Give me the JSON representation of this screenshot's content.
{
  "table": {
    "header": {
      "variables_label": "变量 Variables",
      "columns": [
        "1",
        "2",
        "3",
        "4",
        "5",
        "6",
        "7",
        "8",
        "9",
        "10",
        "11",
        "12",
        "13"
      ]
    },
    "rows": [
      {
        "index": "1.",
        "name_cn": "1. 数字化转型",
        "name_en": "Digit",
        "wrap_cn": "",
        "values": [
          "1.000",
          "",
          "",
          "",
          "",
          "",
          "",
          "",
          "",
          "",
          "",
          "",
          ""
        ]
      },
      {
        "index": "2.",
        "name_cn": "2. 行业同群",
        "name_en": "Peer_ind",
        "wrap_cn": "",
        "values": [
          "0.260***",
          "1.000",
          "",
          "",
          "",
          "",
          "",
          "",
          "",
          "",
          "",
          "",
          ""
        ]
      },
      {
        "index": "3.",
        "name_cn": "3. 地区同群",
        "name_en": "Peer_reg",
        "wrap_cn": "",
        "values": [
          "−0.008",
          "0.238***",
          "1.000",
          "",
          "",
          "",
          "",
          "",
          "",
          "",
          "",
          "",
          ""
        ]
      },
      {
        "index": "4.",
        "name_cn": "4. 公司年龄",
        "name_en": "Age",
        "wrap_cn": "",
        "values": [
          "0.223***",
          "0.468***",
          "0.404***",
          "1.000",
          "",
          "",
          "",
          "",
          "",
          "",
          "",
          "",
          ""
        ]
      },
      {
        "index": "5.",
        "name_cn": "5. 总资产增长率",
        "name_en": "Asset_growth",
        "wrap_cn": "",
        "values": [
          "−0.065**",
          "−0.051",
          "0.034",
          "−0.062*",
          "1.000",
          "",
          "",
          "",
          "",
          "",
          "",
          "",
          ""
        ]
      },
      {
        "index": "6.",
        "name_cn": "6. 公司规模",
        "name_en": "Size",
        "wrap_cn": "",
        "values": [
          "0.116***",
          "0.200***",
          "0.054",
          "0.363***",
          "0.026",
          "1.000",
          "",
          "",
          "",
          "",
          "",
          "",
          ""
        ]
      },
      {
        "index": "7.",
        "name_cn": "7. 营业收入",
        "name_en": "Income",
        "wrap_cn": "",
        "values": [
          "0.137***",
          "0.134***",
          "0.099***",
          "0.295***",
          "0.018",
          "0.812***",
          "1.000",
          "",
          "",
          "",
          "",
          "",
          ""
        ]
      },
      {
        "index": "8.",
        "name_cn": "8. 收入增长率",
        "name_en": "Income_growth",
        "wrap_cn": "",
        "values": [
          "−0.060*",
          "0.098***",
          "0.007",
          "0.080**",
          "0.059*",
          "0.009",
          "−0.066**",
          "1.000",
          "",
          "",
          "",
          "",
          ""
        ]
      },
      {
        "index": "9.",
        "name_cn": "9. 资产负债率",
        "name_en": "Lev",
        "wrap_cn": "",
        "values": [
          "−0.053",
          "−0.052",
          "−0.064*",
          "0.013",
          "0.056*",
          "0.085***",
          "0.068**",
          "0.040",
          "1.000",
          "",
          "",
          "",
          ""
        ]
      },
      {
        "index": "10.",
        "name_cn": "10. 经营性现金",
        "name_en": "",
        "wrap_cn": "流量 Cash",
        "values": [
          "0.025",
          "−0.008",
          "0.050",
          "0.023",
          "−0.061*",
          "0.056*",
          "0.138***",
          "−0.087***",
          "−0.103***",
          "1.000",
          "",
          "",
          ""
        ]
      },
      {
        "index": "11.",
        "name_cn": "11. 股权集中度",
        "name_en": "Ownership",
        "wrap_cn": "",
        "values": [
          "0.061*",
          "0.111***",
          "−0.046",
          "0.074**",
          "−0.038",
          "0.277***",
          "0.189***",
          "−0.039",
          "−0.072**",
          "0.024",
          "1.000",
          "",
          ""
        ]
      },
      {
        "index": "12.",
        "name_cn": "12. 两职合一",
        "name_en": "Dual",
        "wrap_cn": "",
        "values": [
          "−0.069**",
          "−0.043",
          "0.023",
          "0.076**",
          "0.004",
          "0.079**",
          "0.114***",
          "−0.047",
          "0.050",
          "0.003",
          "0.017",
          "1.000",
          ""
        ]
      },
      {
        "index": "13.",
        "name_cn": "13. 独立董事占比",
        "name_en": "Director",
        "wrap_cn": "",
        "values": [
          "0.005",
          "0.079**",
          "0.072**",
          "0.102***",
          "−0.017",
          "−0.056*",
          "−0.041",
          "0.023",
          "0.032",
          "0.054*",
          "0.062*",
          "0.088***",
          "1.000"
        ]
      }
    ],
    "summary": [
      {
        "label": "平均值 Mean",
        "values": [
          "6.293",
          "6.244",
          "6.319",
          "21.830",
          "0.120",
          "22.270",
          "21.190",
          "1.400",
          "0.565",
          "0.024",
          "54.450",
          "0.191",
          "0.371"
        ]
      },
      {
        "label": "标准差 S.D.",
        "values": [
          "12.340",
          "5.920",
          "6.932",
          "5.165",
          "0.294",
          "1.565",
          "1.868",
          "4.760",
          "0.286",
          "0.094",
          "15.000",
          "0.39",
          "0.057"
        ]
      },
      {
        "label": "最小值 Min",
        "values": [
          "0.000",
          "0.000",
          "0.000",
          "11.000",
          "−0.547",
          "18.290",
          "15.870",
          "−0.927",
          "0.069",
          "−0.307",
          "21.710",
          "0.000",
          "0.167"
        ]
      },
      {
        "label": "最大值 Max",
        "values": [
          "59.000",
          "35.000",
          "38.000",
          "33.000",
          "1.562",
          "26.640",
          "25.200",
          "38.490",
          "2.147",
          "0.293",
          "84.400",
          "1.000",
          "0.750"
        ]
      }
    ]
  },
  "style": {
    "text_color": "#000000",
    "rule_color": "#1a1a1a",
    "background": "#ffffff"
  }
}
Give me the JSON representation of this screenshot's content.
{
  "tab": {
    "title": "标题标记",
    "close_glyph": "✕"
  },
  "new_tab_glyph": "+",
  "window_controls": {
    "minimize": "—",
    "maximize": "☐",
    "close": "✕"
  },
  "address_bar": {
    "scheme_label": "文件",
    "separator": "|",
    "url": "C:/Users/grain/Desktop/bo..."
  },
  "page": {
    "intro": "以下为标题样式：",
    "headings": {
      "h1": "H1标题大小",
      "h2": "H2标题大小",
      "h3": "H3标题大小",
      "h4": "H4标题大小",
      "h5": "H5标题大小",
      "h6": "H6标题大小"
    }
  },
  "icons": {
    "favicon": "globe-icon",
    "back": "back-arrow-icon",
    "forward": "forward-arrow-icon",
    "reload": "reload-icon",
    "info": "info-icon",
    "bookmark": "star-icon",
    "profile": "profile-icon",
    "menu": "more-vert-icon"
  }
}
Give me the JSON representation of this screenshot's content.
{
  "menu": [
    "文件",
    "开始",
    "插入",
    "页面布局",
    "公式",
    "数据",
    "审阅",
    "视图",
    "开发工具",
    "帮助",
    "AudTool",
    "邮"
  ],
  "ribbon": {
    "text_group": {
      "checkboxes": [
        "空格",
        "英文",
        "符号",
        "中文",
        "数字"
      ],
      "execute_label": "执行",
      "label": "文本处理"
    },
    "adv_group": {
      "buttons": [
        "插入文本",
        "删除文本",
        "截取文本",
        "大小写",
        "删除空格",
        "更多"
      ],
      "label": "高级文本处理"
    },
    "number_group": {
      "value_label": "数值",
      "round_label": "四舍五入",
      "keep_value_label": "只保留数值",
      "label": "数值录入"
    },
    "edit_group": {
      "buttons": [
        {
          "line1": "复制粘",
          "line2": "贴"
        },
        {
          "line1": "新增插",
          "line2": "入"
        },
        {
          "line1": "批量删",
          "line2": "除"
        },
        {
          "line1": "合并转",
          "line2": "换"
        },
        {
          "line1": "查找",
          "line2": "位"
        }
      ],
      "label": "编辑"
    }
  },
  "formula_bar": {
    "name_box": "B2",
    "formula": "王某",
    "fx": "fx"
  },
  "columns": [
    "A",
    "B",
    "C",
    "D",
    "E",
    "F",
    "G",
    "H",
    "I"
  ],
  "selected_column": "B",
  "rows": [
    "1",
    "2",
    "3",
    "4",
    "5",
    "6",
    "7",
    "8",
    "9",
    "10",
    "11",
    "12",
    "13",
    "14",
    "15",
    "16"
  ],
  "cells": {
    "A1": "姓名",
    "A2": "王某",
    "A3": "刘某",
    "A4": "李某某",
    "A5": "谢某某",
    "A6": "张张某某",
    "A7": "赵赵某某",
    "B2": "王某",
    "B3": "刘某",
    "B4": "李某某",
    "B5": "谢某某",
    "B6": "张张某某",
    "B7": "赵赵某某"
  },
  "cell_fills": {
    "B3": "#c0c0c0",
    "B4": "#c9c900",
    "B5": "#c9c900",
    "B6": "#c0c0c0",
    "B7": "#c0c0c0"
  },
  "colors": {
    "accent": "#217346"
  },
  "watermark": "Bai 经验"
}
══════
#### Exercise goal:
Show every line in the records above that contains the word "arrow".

#### Completed exercise:
    "back": "back-arrow-icon",
    "forward": "forward-arrow-icon",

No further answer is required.